Mason’s Sushil Jajodia named an ACM Fellow

George Mason University’s Sushil Jajodia has been named a Fellow by the Association for Computing Machinery
George Mason University’s Sushil Jajodia. Photo by Creative Services

George Mason University’s Sushil Jajodia is among the 70 researchers named as Fellows by the Association for Computing Machinery.

The ACM Fellows program recognizes the top 1% of ACM members for their outstanding accomplishments in computing and information technology and/or outstanding service to ACM and the larger computing community.

The association recognizes the contributions of professionals in the advancement of algorithms, computer science education, cryptography, data security and privacy, medical informatics, and mobile and networked systems other technological fields of use every day.

Jajodia, a University Professor and the director of Center for Secure Information Systems within the College of Engineering and Computing, was specifically cited for his contributions to cybersecurity, data protection and privacy.

Jajodia's research interests include security, privacy, databases, and distributed systems. He has authored or coauthored seven books, edited 53 books and conference proceedings, and published more than 500 technical papers in the refereed journals and conference proceedings. Five of his books have been translated in Chinese. 

He is also a holder of 25 patents. His current research sponsors are the Army Research Office, Office of Naval Research, U.S. Army Combat Capabilities Development Command (DEVCOM), National Security Agency (NSA), National Science Foundation (NSF), Knowledge Based Systems Inc., and Intelligent Automation Inc.

“I am honored to be named as an ACM Fellow,” Jajodia said. “Fellows are nominated by their peers, and nominations are reviewed by a distinguished committee. As an academician, it is extremely satisfying to have my work recognized in this way.”

“Computing professionals have brought about leapfrog advances in how we live, work, and play,” ACM President Gabriele Kotsis. “New technologies are the result of skillfully combining the individual contributions of numerous men and women, often building upon diverse contributions that have emerged over decades. But technological progress would not be possible without the essential building blocks of individual contributors."

The accolade is the latest for Jajodia, who was previously named a Fellow of the International Federation for Information Processing in December because of his “unparalleled technical contributions to cybersecurity.”

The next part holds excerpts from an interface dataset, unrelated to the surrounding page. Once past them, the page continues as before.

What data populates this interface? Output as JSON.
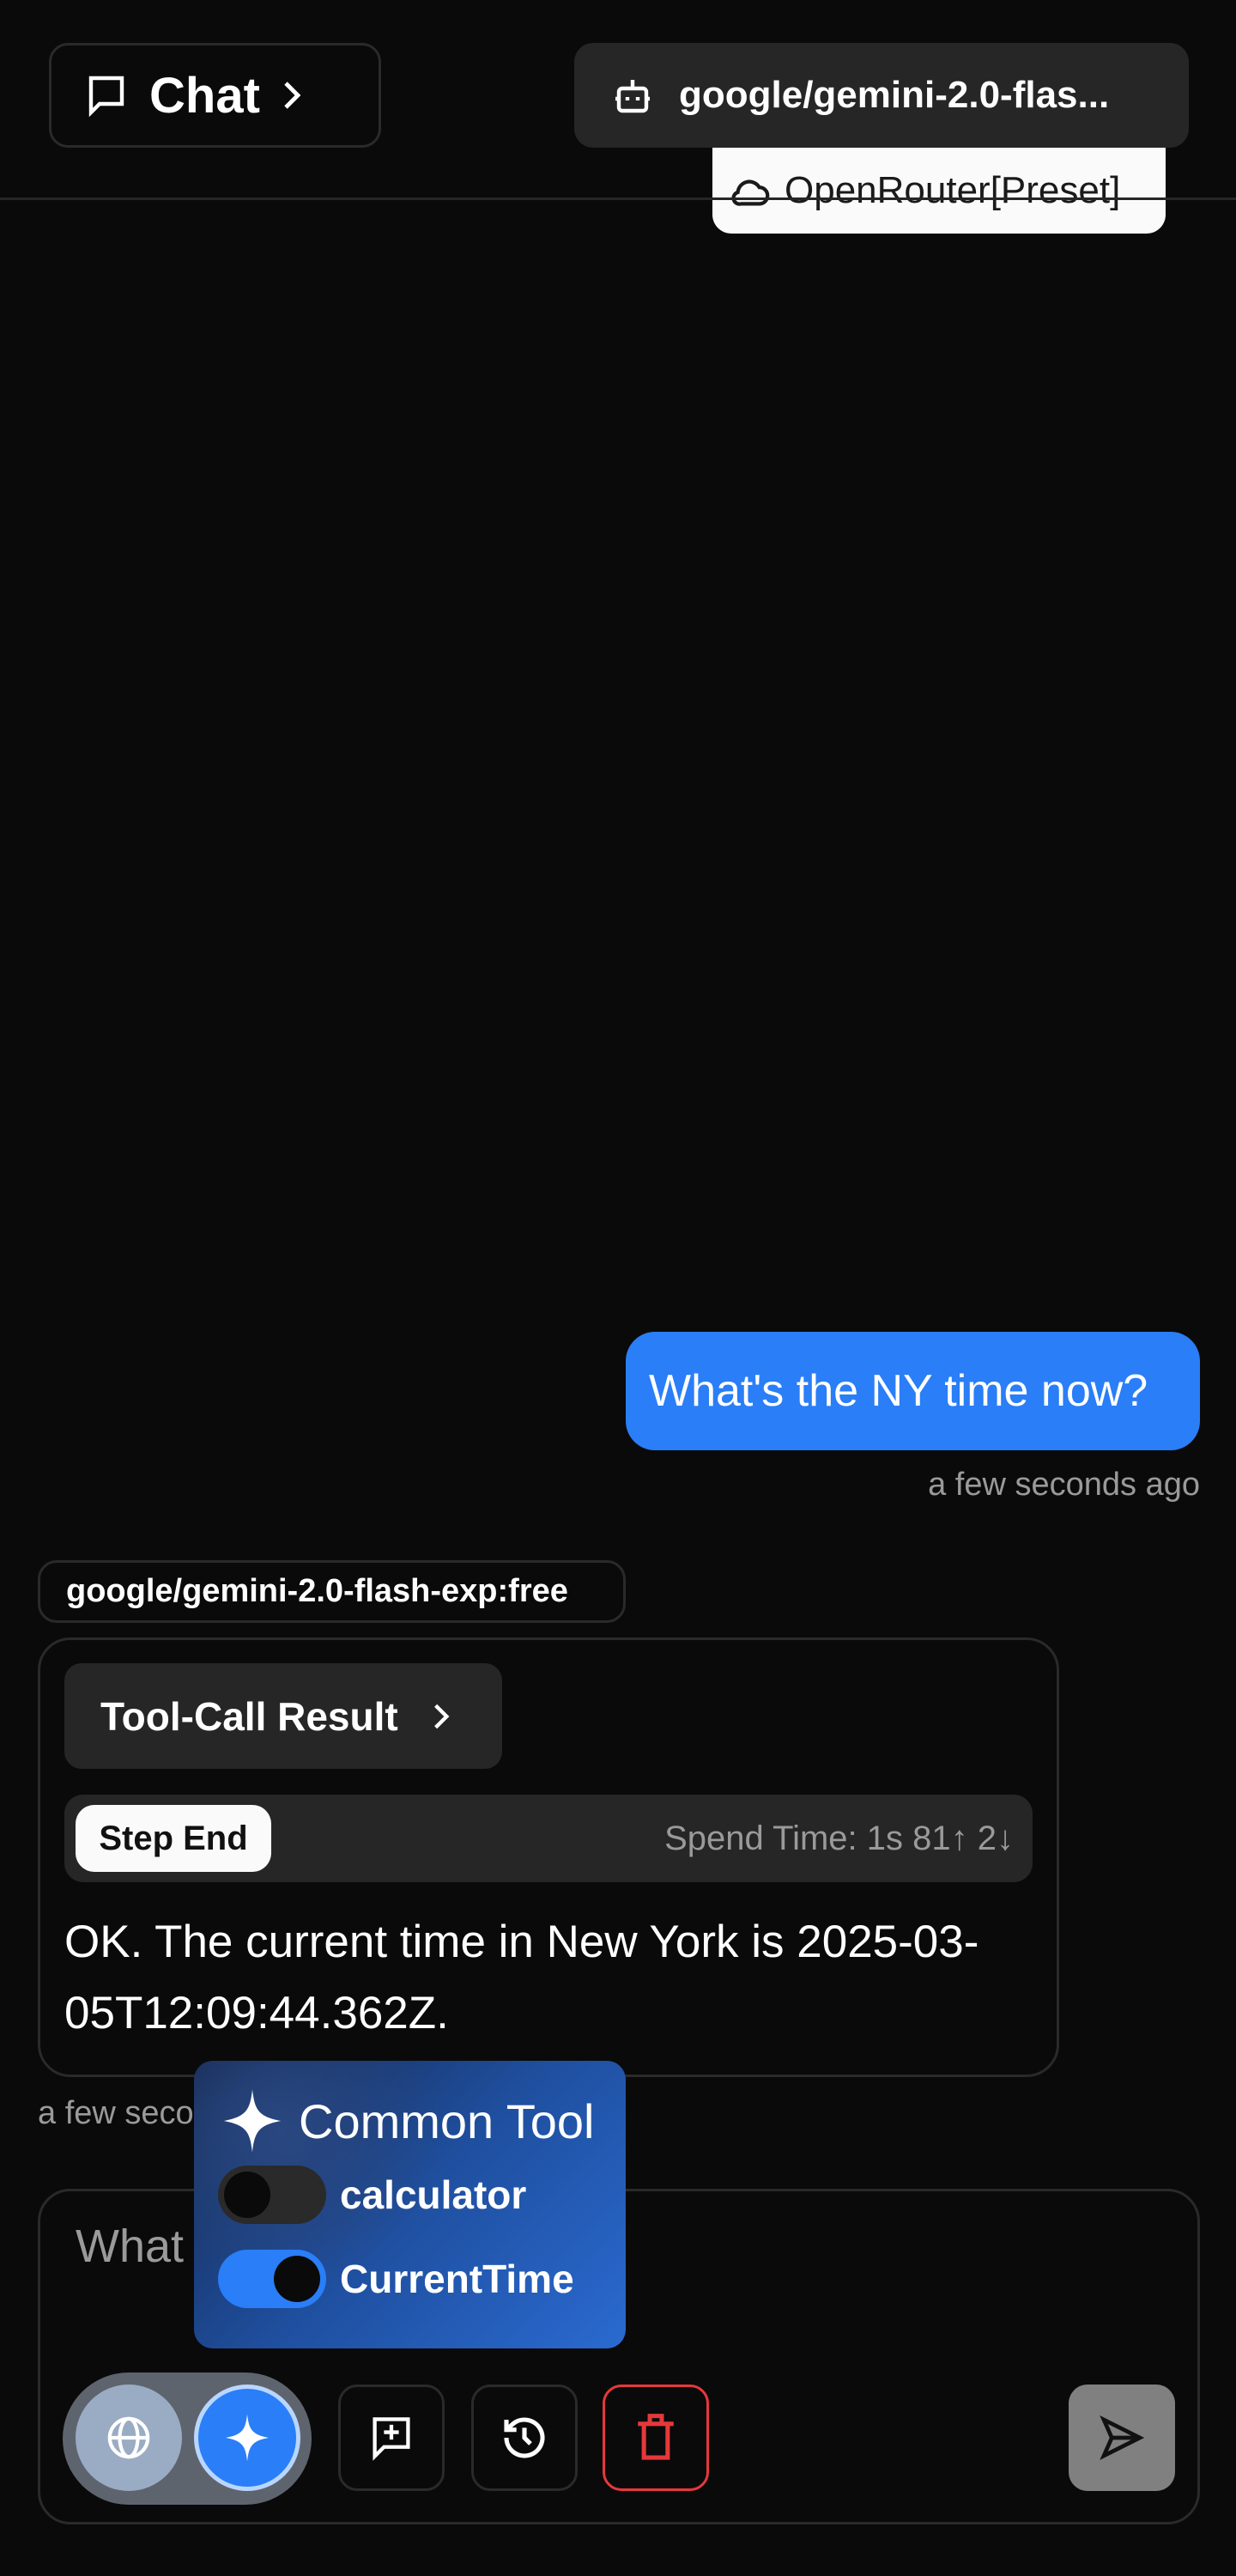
{
  "header": {
    "chat_label": "Chat",
    "model_label": "google/gemini-2.0-flas...",
    "provider_label": "OpenRouter[Preset]"
  },
  "messages": {
    "user": {
      "text": "What's the NY time now?",
      "time": "a few seconds ago"
    },
    "assistant": {
      "model": "google/gemini-2.0-flash-exp:free",
      "tool_call_label": "Tool-Call Result",
      "step_label": "Step End",
      "spend_time": "Spend Time: 1s 81↑ 2↓",
      "text": "OK. The current time in New York is 2025-03-05T12:09:44.362Z.",
      "time": "a few seconds ago"
    }
  },
  "input": {
    "placeholder": "What"
  },
  "tools_popup": {
    "title": "Common Tool",
    "tools": [
      {
        "name": "calculator",
        "enabled": false
      },
      {
        "name": "CurrentTime",
        "enabled": true
      }
    ]
  },
  "colors": {
    "accent": "#2a7ef7",
    "danger": "#e5383b",
    "background": "#0a0a0a"
  }
}
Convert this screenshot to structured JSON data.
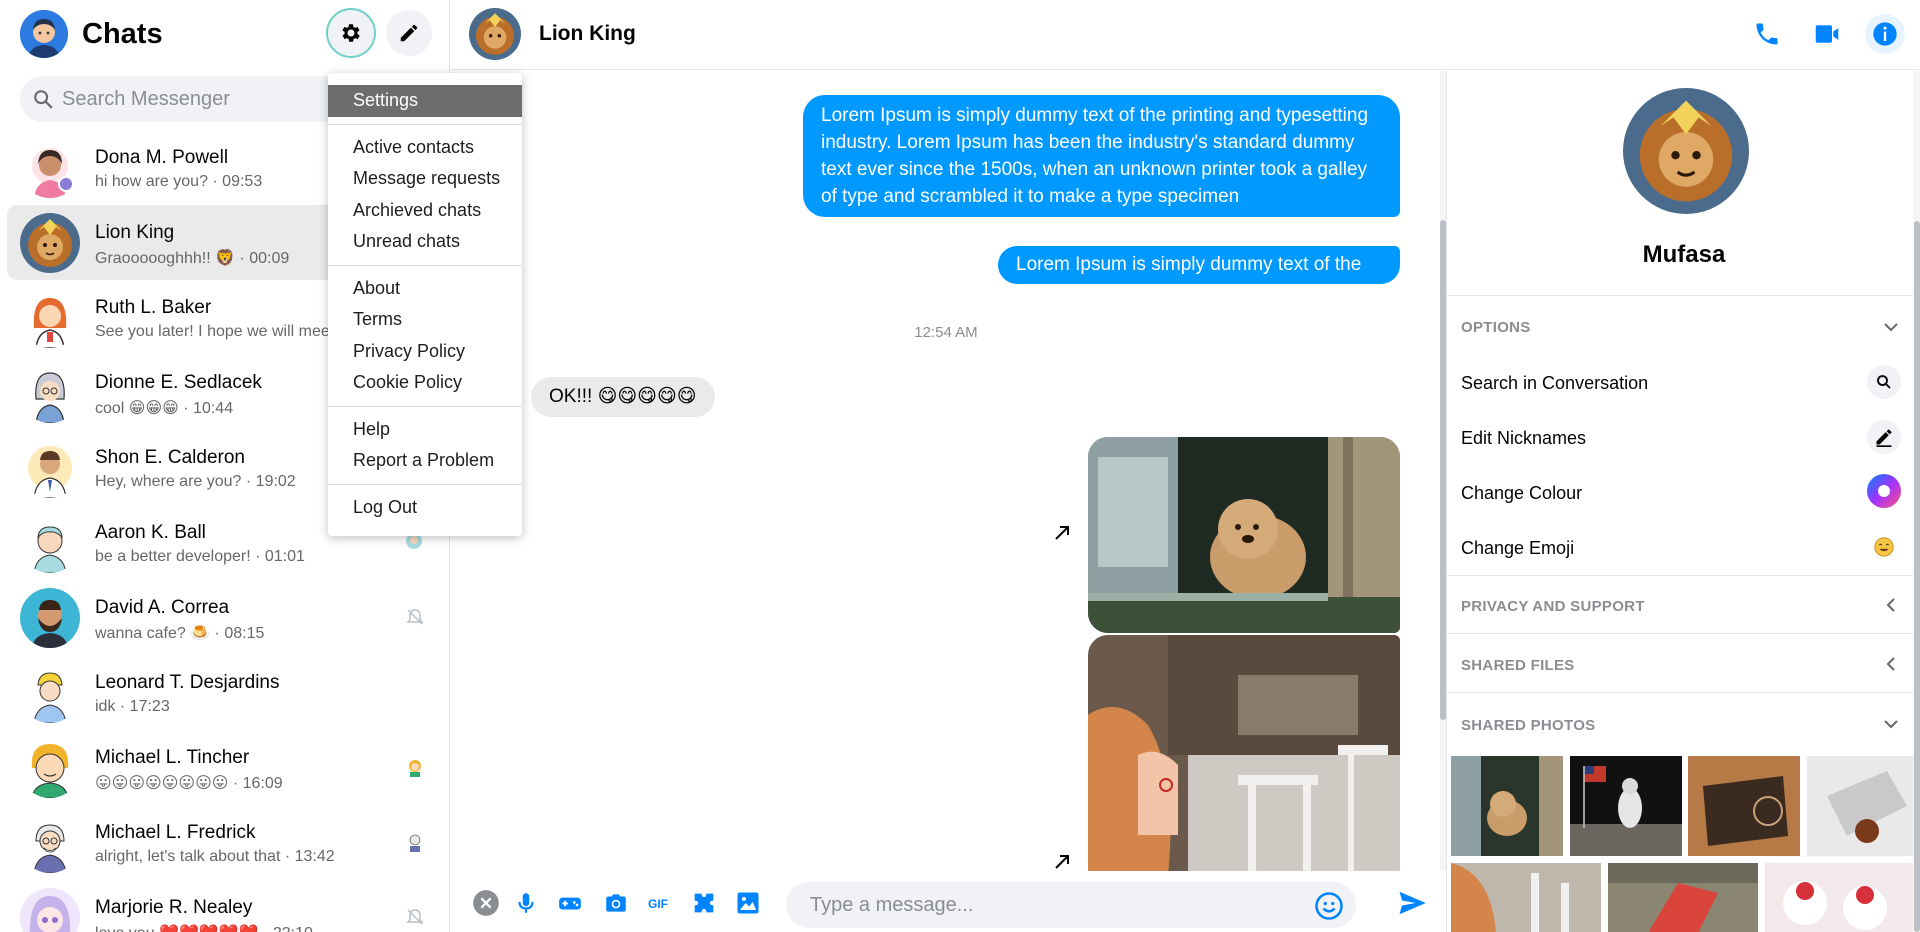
{
  "sidebar": {
    "title": "Chats",
    "search_placeholder": "Search Messenger",
    "chats": [
      {
        "name": "Dona M. Powell",
        "preview": "hi how are you? · 09:53",
        "active": false
      },
      {
        "name": "Lion King",
        "preview": "Graoooooghhh!! 🦁 · 00:09",
        "active": true
      },
      {
        "name": "Ruth L. Baker",
        "preview": "See you later! I hope we will meet",
        "active": false
      },
      {
        "name": "Dionne E. Sedlacek",
        "preview": "cool 😁😁😁 · 10:44",
        "active": false
      },
      {
        "name": "Shon E. Calderon",
        "preview": "Hey, where are you? · 19:02",
        "active": false
      },
      {
        "name": "Aaron K. Ball",
        "preview": "be a better developer! · 01:01",
        "active": false
      },
      {
        "name": "David A. Correa",
        "preview": "wanna cafe? 🍮 · 08:15",
        "active": false
      },
      {
        "name": "Leonard T. Desjardins",
        "preview": "idk · 17:23",
        "active": false
      },
      {
        "name": "Michael L. Tincher",
        "preview": "😛😛😛😛😛😛😛😛 · 16:09",
        "active": false
      },
      {
        "name": "Michael L. Fredrick",
        "preview": "alright, let's talk about that · 13:42",
        "active": false
      },
      {
        "name": "Marjorie R. Nealey",
        "preview": "love you ❤️❤️❤️❤️❤️ · 22:10",
        "active": false
      }
    ]
  },
  "settings_menu": {
    "groups": [
      [
        "Settings"
      ],
      [
        "Active contacts",
        "Message requests",
        "Archieved chats",
        "Unread chats"
      ],
      [
        "About",
        "Terms",
        "Privacy Policy",
        "Cookie Policy"
      ],
      [
        "Help",
        "Report a Problem"
      ],
      [
        "Log Out"
      ]
    ]
  },
  "conversation": {
    "title": "Lion King",
    "messages": {
      "outgoing_1": "Lorem Ipsum is simply dummy text of the printing and typesetting industry. Lorem Ipsum has been the industry's standard dummy text ever since the 1500s, when an unknown printer took a galley of type and scrambled it to make a type specimen",
      "outgoing_2": "Lorem Ipsum is simply dummy text of the",
      "timestamp": "12:54 AM",
      "incoming_1": "OK!!! 😋😋😋😋😋"
    },
    "composer_placeholder": "Type a message..."
  },
  "details": {
    "name": "Mufasa",
    "sections": {
      "options": "OPTIONS",
      "privacy": "PRIVACY AND SUPPORT",
      "files": "SHARED FILES",
      "photos": "SHARED PHOTOS"
    },
    "options": [
      "Search in Conversation",
      "Edit Nicknames",
      "Change Colour",
      "Change Emoji"
    ]
  },
  "colors": {
    "accent": "#0084ff",
    "outgoing_bubble": "#0099ff",
    "incoming_bubble": "#eaeaea",
    "active_chat": "#eaeaea",
    "menu_highlight": "#6d6d6d"
  },
  "icons": [
    "search-icon",
    "gear-icon",
    "pencil-icon",
    "phone-icon",
    "video-icon",
    "info-icon",
    "close-circle-icon",
    "microphone-icon",
    "gamepad-icon",
    "camera-icon",
    "gif-icon",
    "sticker-icon",
    "image-icon",
    "emoji-icon",
    "send-icon",
    "expand-arrow-icon",
    "chevron-down-icon",
    "chevron-left-icon",
    "muted-icon"
  ]
}
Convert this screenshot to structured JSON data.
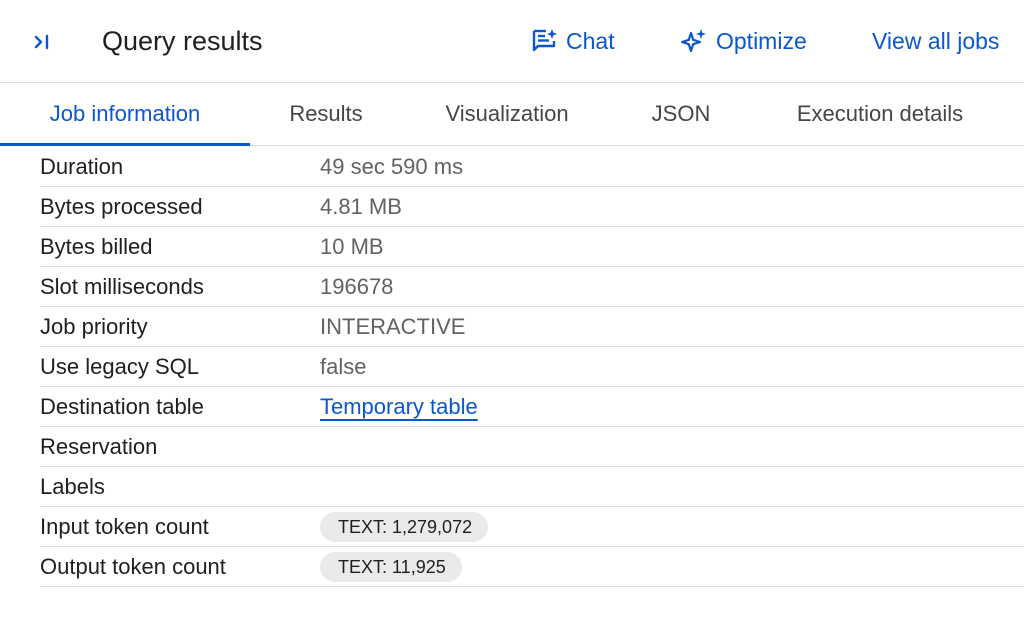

The 2021 ACM Fellows represent universities, corporations, and research centers in Belgium, China, France, Germany, India, Israel, Italy, and the United States. Additional information about the 2021 ACM Fellows on the ACM Fellows website